About the Author
Eugene Ehrlich wrote and edited numerous reference books on language, including the original Oxford American Dictionary and Amo, Amas, Amat and More.
Top Customer Reviews
Gives new meaning to 'conjugal visit' now, doesn't it? (Well, look it up for the distinctions.)
There is a very interesting introduction by William F. Buckley, Jr., who has been known to drop the odd Latinate phrase here or there in writing or speech. 'I suppose I am asked [to write this introduction] because the few Latin phrases I am comfortable with I tend to use without apology,' Buckley writes. He uses Latin phrases, he says, 'that cling to life because they seem to perform useful duties without any challenger rising up to take their place in English.' But, Buckley states, 'Probably the principal Latin-killer this side of the Huns was Vatican II.' With the end of use of Latin by Roman Catholic church, Latin became an almost exclusively academic pursuit, and then most often in 'useful' segments--i.e., legal Latin, medical Latin, etc.
This book is arranged as an encyclopedic dictionary of sorts -- there is an entry, including pronunciation (do you know if Latin uses a hard c or hard g, for instance, without looking?). Ehrlich also puts in literary examples of how the Latin phrase has come to be known in English (which is sometimes something apart from its original Latin meaning).
I give you the example used in my title as an sample entry:
This famous advice, literally 'seize the day', is from Horace's Odes.Read more ›
Accurate pronunciations and notes are throughout the book giving the reader a firm footing on what the phrase means and the context. An excellent book to augment your reference section of your home library... definitely a book for wordsmiths.
A book for all to have and use...
Most recent customer reviews
This is my second copy of this incredible book! And both copies were worth every penny.
remember..."Ira furor brevis est."
A practical little book, although it would help if you have a few years of high school Latin to speed up the process of using the phrases in the best possible context.

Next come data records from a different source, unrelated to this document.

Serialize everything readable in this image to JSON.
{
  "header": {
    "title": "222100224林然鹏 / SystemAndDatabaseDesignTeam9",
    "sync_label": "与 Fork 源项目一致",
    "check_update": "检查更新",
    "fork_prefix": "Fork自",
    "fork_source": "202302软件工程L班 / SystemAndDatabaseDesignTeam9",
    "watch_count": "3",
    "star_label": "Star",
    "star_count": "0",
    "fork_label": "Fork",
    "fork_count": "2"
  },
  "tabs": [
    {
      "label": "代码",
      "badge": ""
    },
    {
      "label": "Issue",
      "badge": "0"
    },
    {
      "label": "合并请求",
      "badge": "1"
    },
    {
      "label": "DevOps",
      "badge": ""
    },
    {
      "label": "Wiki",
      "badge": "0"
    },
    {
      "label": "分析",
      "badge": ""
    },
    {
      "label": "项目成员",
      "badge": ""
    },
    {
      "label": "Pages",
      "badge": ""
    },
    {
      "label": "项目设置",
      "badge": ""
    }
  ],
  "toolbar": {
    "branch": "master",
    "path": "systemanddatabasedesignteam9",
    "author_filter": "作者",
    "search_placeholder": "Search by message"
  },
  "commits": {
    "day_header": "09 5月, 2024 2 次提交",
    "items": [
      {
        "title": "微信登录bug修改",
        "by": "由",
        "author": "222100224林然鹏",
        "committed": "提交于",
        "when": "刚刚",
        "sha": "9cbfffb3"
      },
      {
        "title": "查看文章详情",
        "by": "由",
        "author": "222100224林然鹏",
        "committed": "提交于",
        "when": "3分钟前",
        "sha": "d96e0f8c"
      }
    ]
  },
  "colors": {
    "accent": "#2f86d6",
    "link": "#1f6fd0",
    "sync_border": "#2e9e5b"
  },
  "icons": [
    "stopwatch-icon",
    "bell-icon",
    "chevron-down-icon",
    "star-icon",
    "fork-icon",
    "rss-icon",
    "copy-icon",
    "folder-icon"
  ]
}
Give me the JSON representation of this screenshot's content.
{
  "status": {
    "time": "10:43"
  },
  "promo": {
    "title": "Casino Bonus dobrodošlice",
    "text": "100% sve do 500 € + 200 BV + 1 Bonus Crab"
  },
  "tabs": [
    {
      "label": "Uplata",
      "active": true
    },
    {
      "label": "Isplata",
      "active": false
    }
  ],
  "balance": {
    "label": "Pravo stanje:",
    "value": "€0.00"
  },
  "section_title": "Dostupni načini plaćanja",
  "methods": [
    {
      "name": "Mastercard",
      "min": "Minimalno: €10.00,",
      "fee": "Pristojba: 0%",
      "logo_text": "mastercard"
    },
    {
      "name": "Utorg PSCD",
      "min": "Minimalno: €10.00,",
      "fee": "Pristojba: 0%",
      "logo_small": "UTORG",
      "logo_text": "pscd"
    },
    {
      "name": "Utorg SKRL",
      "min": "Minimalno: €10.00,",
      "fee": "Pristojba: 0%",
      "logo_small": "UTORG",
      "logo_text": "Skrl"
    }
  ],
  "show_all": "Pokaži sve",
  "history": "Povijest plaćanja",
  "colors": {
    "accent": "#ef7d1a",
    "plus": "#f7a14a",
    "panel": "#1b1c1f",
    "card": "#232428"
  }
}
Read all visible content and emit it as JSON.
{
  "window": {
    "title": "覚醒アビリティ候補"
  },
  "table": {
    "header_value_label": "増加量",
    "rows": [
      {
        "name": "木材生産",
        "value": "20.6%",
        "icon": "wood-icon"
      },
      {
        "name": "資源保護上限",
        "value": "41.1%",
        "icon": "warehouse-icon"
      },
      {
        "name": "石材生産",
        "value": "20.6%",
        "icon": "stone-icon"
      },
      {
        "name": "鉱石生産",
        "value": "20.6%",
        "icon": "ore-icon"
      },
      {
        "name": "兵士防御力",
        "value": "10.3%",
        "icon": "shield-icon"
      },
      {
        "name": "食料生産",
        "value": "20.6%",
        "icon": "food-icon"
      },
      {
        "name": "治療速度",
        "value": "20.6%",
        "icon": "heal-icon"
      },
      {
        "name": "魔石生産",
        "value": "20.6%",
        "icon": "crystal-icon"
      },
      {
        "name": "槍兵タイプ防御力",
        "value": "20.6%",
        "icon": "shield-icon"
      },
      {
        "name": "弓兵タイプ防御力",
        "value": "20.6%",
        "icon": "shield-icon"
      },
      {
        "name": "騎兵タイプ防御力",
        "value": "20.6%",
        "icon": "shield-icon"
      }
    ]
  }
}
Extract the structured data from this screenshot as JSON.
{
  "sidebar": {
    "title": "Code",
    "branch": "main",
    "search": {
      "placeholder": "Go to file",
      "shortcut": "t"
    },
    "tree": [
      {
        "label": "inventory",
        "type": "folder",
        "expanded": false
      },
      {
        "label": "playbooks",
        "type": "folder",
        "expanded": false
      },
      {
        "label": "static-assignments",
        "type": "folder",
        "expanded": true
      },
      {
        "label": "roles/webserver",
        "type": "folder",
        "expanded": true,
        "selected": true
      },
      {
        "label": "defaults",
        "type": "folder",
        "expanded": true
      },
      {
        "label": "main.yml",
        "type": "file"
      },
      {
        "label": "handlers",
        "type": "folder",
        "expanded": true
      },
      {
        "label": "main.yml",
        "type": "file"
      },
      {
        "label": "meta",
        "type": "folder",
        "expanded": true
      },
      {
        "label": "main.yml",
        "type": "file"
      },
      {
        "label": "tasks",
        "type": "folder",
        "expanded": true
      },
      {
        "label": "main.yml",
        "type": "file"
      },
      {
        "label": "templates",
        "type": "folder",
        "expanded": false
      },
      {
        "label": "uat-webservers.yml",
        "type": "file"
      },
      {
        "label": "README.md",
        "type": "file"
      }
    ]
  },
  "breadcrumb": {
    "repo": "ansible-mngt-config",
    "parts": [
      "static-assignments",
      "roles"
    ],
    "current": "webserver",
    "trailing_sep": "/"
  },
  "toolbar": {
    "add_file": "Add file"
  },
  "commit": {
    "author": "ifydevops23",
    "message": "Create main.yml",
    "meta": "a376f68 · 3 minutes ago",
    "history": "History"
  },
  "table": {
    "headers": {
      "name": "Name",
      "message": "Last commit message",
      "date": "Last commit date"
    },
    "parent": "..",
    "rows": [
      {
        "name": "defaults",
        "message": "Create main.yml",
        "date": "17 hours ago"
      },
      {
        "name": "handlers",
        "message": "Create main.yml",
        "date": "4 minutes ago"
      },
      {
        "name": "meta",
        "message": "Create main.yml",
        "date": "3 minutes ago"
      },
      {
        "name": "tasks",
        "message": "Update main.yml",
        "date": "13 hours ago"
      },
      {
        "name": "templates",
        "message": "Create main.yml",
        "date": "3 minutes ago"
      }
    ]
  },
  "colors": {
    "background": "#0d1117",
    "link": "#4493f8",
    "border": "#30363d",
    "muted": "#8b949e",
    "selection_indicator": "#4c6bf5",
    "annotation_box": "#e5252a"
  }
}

Read morePublished on June 2 2001 by Dr. David Arelette
I bough this book in the hope I could decipher a Latin motto I'd seen else ware. Now it's one of my favorite books.Published on April 28 2000 by John Cheesewistle